[Opening Materials provided section]
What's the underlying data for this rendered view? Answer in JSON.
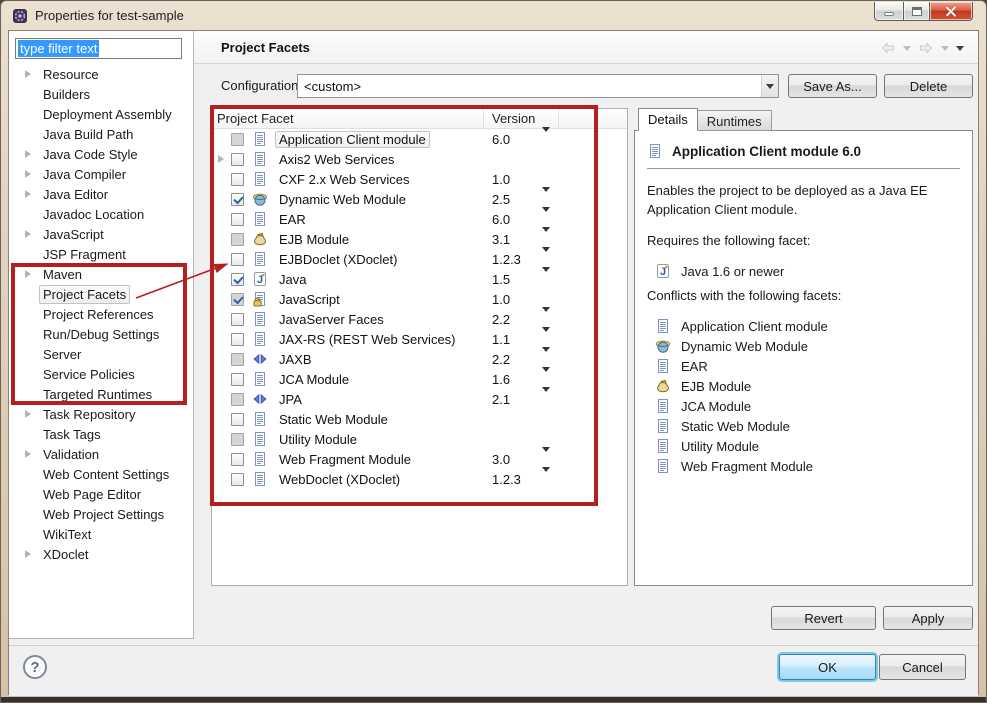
{
  "window": {
    "title": "Properties for test-sample"
  },
  "titlebar": {
    "buttons": [
      "minimize",
      "maximize",
      "close"
    ]
  },
  "sidebar": {
    "filter_text": "type filter text",
    "items": [
      {
        "label": "Resource",
        "expandable": true
      },
      {
        "label": "Builders",
        "expandable": false
      },
      {
        "label": "Deployment Assembly",
        "expandable": false
      },
      {
        "label": "Java Build Path",
        "expandable": false
      },
      {
        "label": "Java Code Style",
        "expandable": true
      },
      {
        "label": "Java Compiler",
        "expandable": true
      },
      {
        "label": "Java Editor",
        "expandable": true
      },
      {
        "label": "Javadoc Location",
        "expandable": false
      },
      {
        "label": "JavaScript",
        "expandable": true
      },
      {
        "label": "JSP Fragment",
        "expandable": false
      },
      {
        "label": "Maven",
        "expandable": true
      },
      {
        "label": "Project Facets",
        "expandable": false,
        "selected": true
      },
      {
        "label": "Project References",
        "expandable": false
      },
      {
        "label": "Run/Debug Settings",
        "expandable": false
      },
      {
        "label": "Server",
        "expandable": false
      },
      {
        "label": "Service Policies",
        "expandable": false
      },
      {
        "label": "Targeted Runtimes",
        "expandable": false
      },
      {
        "label": "Task Repository",
        "expandable": true
      },
      {
        "label": "Task Tags",
        "expandable": false
      },
      {
        "label": "Validation",
        "expandable": true
      },
      {
        "label": "Web Content Settings",
        "expandable": false
      },
      {
        "label": "Web Page Editor",
        "expandable": false
      },
      {
        "label": "Web Project Settings",
        "expandable": false
      },
      {
        "label": "WikiText",
        "expandable": false
      },
      {
        "label": "XDoclet",
        "expandable": true
      }
    ]
  },
  "header": {
    "title": "Project Facets",
    "nav_icons": [
      "back-icon",
      "back-menu-caret",
      "forward-icon",
      "forward-menu-caret",
      "view-menu-caret"
    ]
  },
  "config": {
    "label": "Configuration:",
    "value": "<custom>",
    "save_as_label": "Save As...",
    "delete_label": "Delete"
  },
  "facet_table": {
    "columns": [
      "Project Facet",
      "Version"
    ],
    "rows": [
      {
        "name": "Application Client module",
        "icon": "doc",
        "version": "6.0",
        "dropdown": true,
        "checked": false,
        "disabled": true,
        "expandable": false,
        "selected": true
      },
      {
        "name": "Axis2 Web Services",
        "icon": "doc",
        "version": "",
        "dropdown": false,
        "checked": false,
        "disabled": false,
        "expandable": true
      },
      {
        "name": "CXF 2.x Web Services",
        "icon": "doc",
        "version": "1.0",
        "dropdown": false,
        "checked": false,
        "disabled": false,
        "expandable": false
      },
      {
        "name": "Dynamic Web Module",
        "icon": "globe",
        "version": "2.5",
        "dropdown": true,
        "checked": true,
        "disabled": false,
        "expandable": false
      },
      {
        "name": "EAR",
        "icon": "doc",
        "version": "6.0",
        "dropdown": true,
        "checked": false,
        "disabled": false,
        "expandable": false
      },
      {
        "name": "EJB Module",
        "icon": "ejb",
        "version": "3.1",
        "dropdown": true,
        "checked": false,
        "disabled": true,
        "expandable": false
      },
      {
        "name": "EJBDoclet (XDoclet)",
        "icon": "doc",
        "version": "1.2.3",
        "dropdown": true,
        "checked": false,
        "disabled": false,
        "expandable": false
      },
      {
        "name": "Java",
        "icon": "java",
        "version": "1.5",
        "dropdown": true,
        "checked": true,
        "disabled": false,
        "expandable": false
      },
      {
        "name": "JavaScript",
        "icon": "js",
        "version": "1.0",
        "dropdown": false,
        "checked": true,
        "disabled": true,
        "expandable": false
      },
      {
        "name": "JavaServer Faces",
        "icon": "doc",
        "version": "2.2",
        "dropdown": true,
        "checked": false,
        "disabled": false,
        "expandable": false
      },
      {
        "name": "JAX-RS (REST Web Services)",
        "icon": "doc",
        "version": "1.1",
        "dropdown": true,
        "checked": false,
        "disabled": false,
        "expandable": false
      },
      {
        "name": "JAXB",
        "icon": "xml",
        "version": "2.2",
        "dropdown": true,
        "checked": false,
        "disabled": true,
        "expandable": false
      },
      {
        "name": "JCA Module",
        "icon": "doc",
        "version": "1.6",
        "dropdown": true,
        "checked": false,
        "disabled": false,
        "expandable": false
      },
      {
        "name": "JPA",
        "icon": "xml",
        "version": "2.1",
        "dropdown": true,
        "checked": false,
        "disabled": true,
        "expandable": false
      },
      {
        "name": "Static Web Module",
        "icon": "doc",
        "version": "",
        "dropdown": false,
        "checked": false,
        "disabled": false,
        "expandable": false
      },
      {
        "name": "Utility Module",
        "icon": "doc",
        "version": "",
        "dropdown": false,
        "checked": false,
        "disabled": true,
        "expandable": false
      },
      {
        "name": "Web Fragment Module",
        "icon": "doc",
        "version": "3.0",
        "dropdown": true,
        "checked": false,
        "disabled": false,
        "expandable": false
      },
      {
        "name": "WebDoclet (XDoclet)",
        "icon": "doc",
        "version": "1.2.3",
        "dropdown": true,
        "checked": false,
        "disabled": false,
        "expandable": false
      }
    ]
  },
  "details": {
    "tabs": [
      "Details",
      "Runtimes"
    ],
    "active_tab": "Details",
    "heading": "Application Client module 6.0",
    "description": "Enables the project to be deployed as a Java EE Application Client module.",
    "requires_label": "Requires the following facet:",
    "requires": [
      {
        "name": "Java 1.6 or newer",
        "icon": "java"
      }
    ],
    "conflicts_label": "Conflicts with the following facets:",
    "conflicts": [
      {
        "name": "Application Client module",
        "icon": "doc"
      },
      {
        "name": "Dynamic Web Module",
        "icon": "globe"
      },
      {
        "name": "EAR",
        "icon": "doc"
      },
      {
        "name": "EJB Module",
        "icon": "ejb"
      },
      {
        "name": "JCA Module",
        "icon": "doc"
      },
      {
        "name": "Static Web Module",
        "icon": "doc"
      },
      {
        "name": "Utility Module",
        "icon": "doc"
      },
      {
        "name": "Web Fragment Module",
        "icon": "doc"
      }
    ]
  },
  "buttons": {
    "revert": "Revert",
    "apply": "Apply",
    "ok": "OK",
    "cancel": "Cancel",
    "help": "?"
  },
  "colors": {
    "annotation_red": "#b3201f",
    "selection_blue": "#3399ff",
    "default_button_ring": "#7cc8ea"
  }
}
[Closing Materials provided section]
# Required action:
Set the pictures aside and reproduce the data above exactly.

# Task solution:
What's the underlying data for this rendered view? Answer in JSON.
{
  "window": {
    "title": "Properties for test-sample"
  },
  "titlebar": {
    "buttons": [
      "minimize",
      "maximize",
      "close"
    ]
  },
  "sidebar": {
    "filter_text": "type filter text",
    "items": [
      {
        "label": "Resource",
        "expandable": true
      },
      {
        "label": "Builders",
        "expandable": false
      },
      {
        "label": "Deployment Assembly",
        "expandable": false
      },
      {
        "label": "Java Build Path",
        "expandable": false
      },
      {
        "label": "Java Code Style",
        "expandable": true
      },
      {
        "label": "Java Compiler",
        "expandable": true
      },
      {
        "label": "Java Editor",
        "expandable": true
      },
      {
        "label": "Javadoc Location",
        "expandable": false
      },
      {
        "label": "JavaScript",
        "expandable": true
      },
      {
        "label": "JSP Fragment",
        "expandable": false
      },
      {
        "label": "Maven",
        "expandable": true
      },
      {
        "label": "Project Facets",
        "expandable": false,
        "selected": true
      },
      {
        "label": "Project References",
        "expandable": false
      },
      {
        "label": "Run/Debug Settings",
        "expandable": false
      },
      {
        "label": "Server",
        "expandable": false
      },
      {
        "label": "Service Policies",
        "expandable": false
      },
      {
        "label": "Targeted Runtimes",
        "expandable": false
      },
      {
        "label": "Task Repository",
        "expandable": true
      },
      {
        "label": "Task Tags",
        "expandable": false
      },
      {
        "label": "Validation",
        "expandable": true
      },
      {
        "label": "Web Content Settings",
        "expandable": false
      },
      {
        "label": "Web Page Editor",
        "expandable": false
      },
      {
        "label": "Web Project Settings",
        "expandable": false
      },
      {
        "label": "WikiText",
        "expandable": false
      },
      {
        "label": "XDoclet",
        "expandable": true
      }
    ]
  },
  "header": {
    "title": "Project Facets",
    "nav_icons": [
      "back-icon",
      "back-menu-caret",
      "forward-icon",
      "forward-menu-caret",
      "view-menu-caret"
    ]
  },
  "config": {
    "label": "Configuration:",
    "value": "<custom>",
    "save_as_label": "Save As...",
    "delete_label": "Delete"
  },
  "facet_table": {
    "columns": [
      "Project Facet",
      "Version"
    ],
    "rows": [
      {
        "name": "Application Client module",
        "icon": "doc",
        "version": "6.0",
        "dropdown": true,
        "checked": false,
        "disabled": true,
        "expandable": false,
        "selected": true
      },
      {
        "name": "Axis2 Web Services",
        "icon": "doc",
        "version": "",
        "dropdown": false,
        "checked": false,
        "disabled": false,
        "expandable": true
      },
      {
        "name": "CXF 2.x Web Services",
        "icon": "doc",
        "version": "1.0",
        "dropdown": false,
        "checked": false,
        "disabled": false,
        "expandable": false
      },
      {
        "name": "Dynamic Web Module",
        "icon": "globe",
        "version": "2.5",
        "dropdown": true,
        "checked": true,
        "disabled": false,
        "expandable": false
      },
      {
        "name": "EAR",
        "icon": "doc",
        "version": "6.0",
        "dropdown": true,
        "checked": false,
        "disabled": false,
        "expandable": false
      },
      {
        "name": "EJB Module",
        "icon": "ejb",
        "version": "3.1",
        "dropdown": true,
        "checked": false,
        "disabled": true,
        "expandable": false
      },
      {
        "name": "EJBDoclet (XDoclet)",
        "icon": "doc",
        "version": "1.2.3",
        "dropdown": true,
        "checked": false,
        "disabled": false,
        "expandable": false
      },
      {
        "name": "Java",
        "icon": "java",
        "version": "1.5",
        "dropdown": true,
        "checked": true,
        "disabled": false,
        "expandable": false
      },
      {
        "name": "JavaScript",
        "icon": "js",
        "version": "1.0",
        "dropdown": false,
        "checked": true,
        "disabled": true,
        "expandable": false
      },
      {
        "name": "JavaServer Faces",
        "icon": "doc",
        "version": "2.2",
        "dropdown": true,
        "checked": false,
        "disabled": false,
        "expandable": false
      },
      {
        "name": "JAX-RS (REST Web Services)",
        "icon": "doc",
        "version": "1.1",
        "dropdown": true,
        "checked": false,
        "disabled": false,
        "expandable": false
      },
      {
        "name": "JAXB",
        "icon": "xml",
        "version": "2.2",
        "dropdown": true,
        "checked": false,
        "disabled": true,
        "expandable": false
      },
      {
        "name": "JCA Module",
        "icon": "doc",
        "version": "1.6",
        "dropdown": true,
        "checked": false,
        "disabled": false,
        "expandable": false
      },
      {
        "name": "JPA",
        "icon": "xml",
        "version": "2.1",
        "dropdown": true,
        "checked": false,
        "disabled": true,
        "expandable": false
      },
      {
        "name": "Static Web Module",
        "icon": "doc",
        "version": "",
        "dropdown": false,
        "checked": false,
        "disabled": false,
        "expandable": false
      },
      {
        "name": "Utility Module",
        "icon": "doc",
        "version": "",
        "dropdown": false,
        "checked": false,
        "disabled": true,
        "expandable": false
      },
      {
        "name": "Web Fragment Module",
        "icon": "doc",
        "version": "3.0",
        "dropdown": true,
        "checked": false,
        "disabled": false,
        "expandable": false
      },
      {
        "name": "WebDoclet (XDoclet)",
        "icon": "doc",
        "version": "1.2.3",
        "dropdown": true,
        "checked": false,
        "disabled": false,
        "expandable": false
      }
    ]
  },
  "details": {
    "tabs": [
      "Details",
      "Runtimes"
    ],
    "active_tab": "Details",
    "heading": "Application Client module 6.0",
    "description": "Enables the project to be deployed as a Java EE Application Client module.",
    "requires_label": "Requires the following facet:",
    "requires": [
      {
        "name": "Java 1.6 or newer",
        "icon": "java"
      }
    ],
    "conflicts_label": "Conflicts with the following facets:",
    "conflicts": [
      {
        "name": "Application Client module",
        "icon": "doc"
      },
      {
        "name": "Dynamic Web Module",
        "icon": "globe"
      },
      {
        "name": "EAR",
        "icon": "doc"
      },
      {
        "name": "EJB Module",
        "icon": "ejb"
      },
      {
        "name": "JCA Module",
        "icon": "doc"
      },
      {
        "name": "Static Web Module",
        "icon": "doc"
      },
      {
        "name": "Utility Module",
        "icon": "doc"
      },
      {
        "name": "Web Fragment Module",
        "icon": "doc"
      }
    ]
  },
  "buttons": {
    "revert": "Revert",
    "apply": "Apply",
    "ok": "OK",
    "cancel": "Cancel",
    "help": "?"
  },
  "colors": {
    "annotation_red": "#b3201f",
    "selection_blue": "#3399ff",
    "default_button_ring": "#7cc8ea"
  }
}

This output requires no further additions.